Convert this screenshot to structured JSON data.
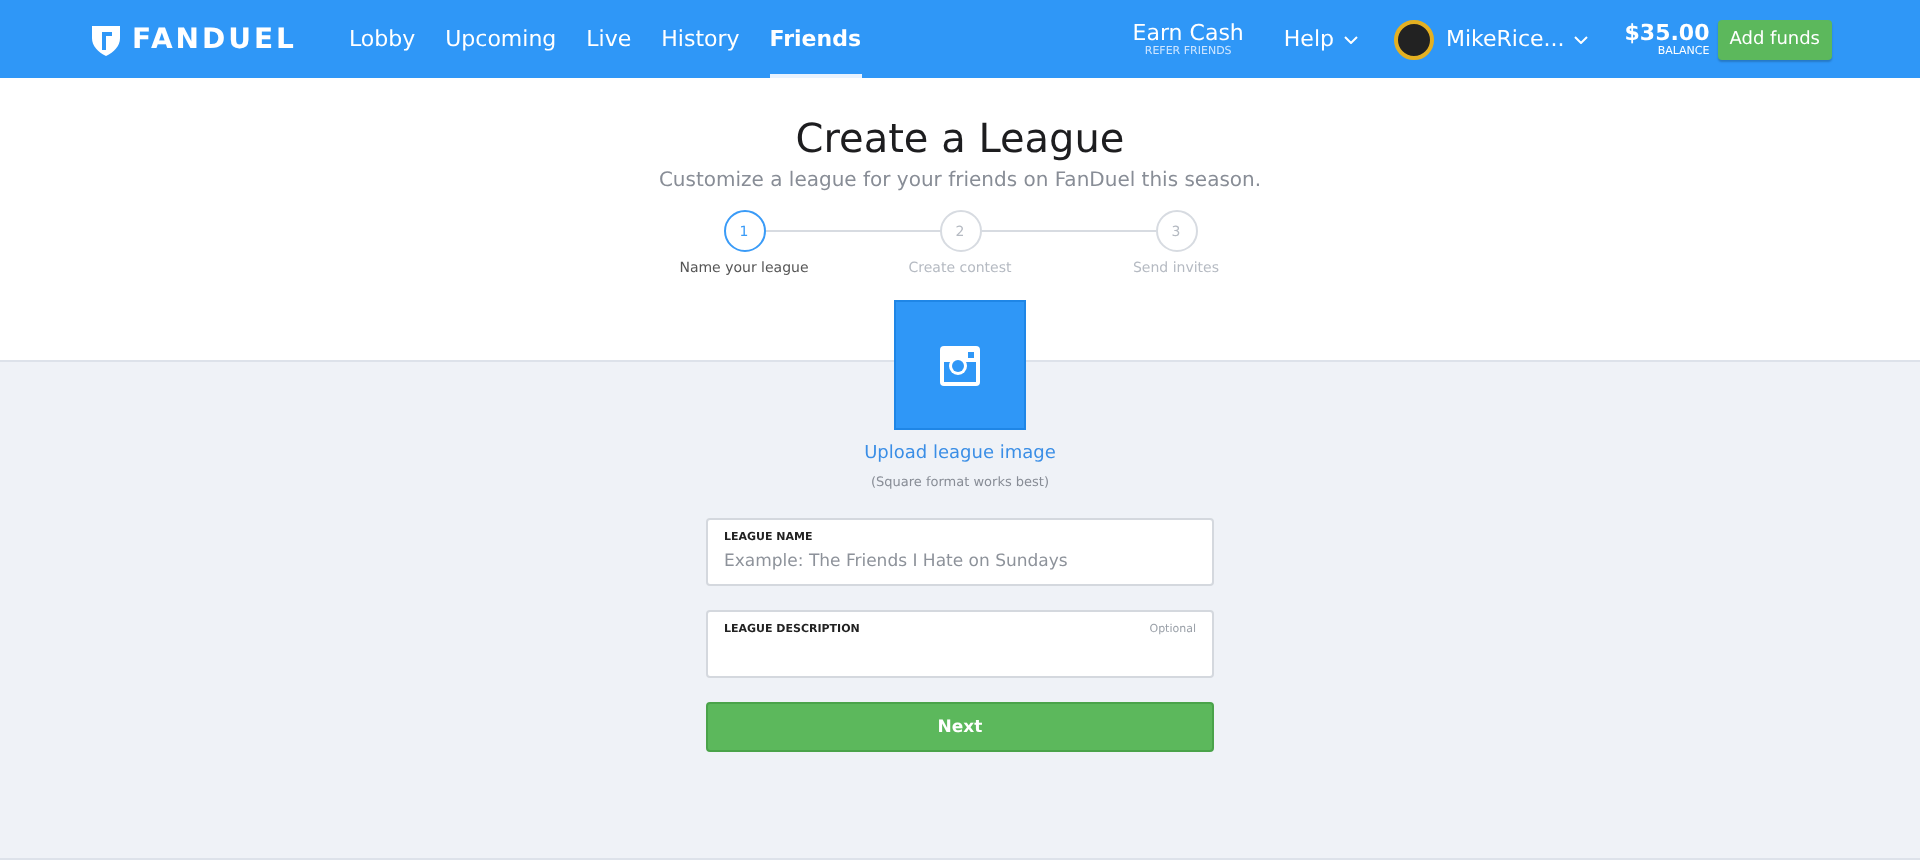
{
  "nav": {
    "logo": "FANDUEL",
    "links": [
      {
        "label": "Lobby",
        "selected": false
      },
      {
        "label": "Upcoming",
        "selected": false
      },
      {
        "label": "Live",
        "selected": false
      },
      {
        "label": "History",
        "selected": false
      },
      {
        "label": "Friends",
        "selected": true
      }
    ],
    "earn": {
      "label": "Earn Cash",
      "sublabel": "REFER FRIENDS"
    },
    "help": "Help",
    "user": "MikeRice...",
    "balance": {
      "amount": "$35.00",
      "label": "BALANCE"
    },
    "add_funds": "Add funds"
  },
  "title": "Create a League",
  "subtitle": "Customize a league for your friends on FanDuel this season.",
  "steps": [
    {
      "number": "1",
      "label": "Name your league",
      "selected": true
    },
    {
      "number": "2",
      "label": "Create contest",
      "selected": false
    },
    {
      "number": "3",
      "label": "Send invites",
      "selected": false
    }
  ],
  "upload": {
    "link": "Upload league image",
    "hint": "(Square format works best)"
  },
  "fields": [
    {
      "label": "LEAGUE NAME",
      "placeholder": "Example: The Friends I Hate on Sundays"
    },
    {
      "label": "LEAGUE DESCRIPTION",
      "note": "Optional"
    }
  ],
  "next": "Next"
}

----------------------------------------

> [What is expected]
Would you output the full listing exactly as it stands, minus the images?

> [Written reply]
Convert this screenshot to structured JSON data.
{
  "nav": {
    "logo": "FANDUEL",
    "links": [
      {
        "label": "Lobby",
        "selected": false
      },
      {
        "label": "Upcoming",
        "selected": false
      },
      {
        "label": "Live",
        "selected": false
      },
      {
        "label": "History",
        "selected": false
      },
      {
        "label": "Friends",
        "selected": true
      }
    ],
    "earn": {
      "label": "Earn Cash",
      "sublabel": "REFER FRIENDS"
    },
    "help": "Help",
    "user": "MikeRice...",
    "balance": {
      "amount": "$35.00",
      "label": "BALANCE"
    },
    "add_funds": "Add funds"
  },
  "title": "Create a League",
  "subtitle": "Customize a league for your friends on FanDuel this season.",
  "steps": [
    {
      "number": "1",
      "label": "Name your league",
      "selected": true
    },
    {
      "number": "2",
      "label": "Create contest",
      "selected": false
    },
    {
      "number": "3",
      "label": "Send invites",
      "selected": false
    }
  ],
  "upload": {
    "link": "Upload league image",
    "hint": "(Square format works best)"
  },
  "fields": [
    {
      "label": "LEAGUE NAME",
      "placeholder": "Example: The Friends I Hate on Sundays"
    },
    {
      "label": "LEAGUE DESCRIPTION",
      "note": "Optional"
    }
  ],
  "next": "Next"
}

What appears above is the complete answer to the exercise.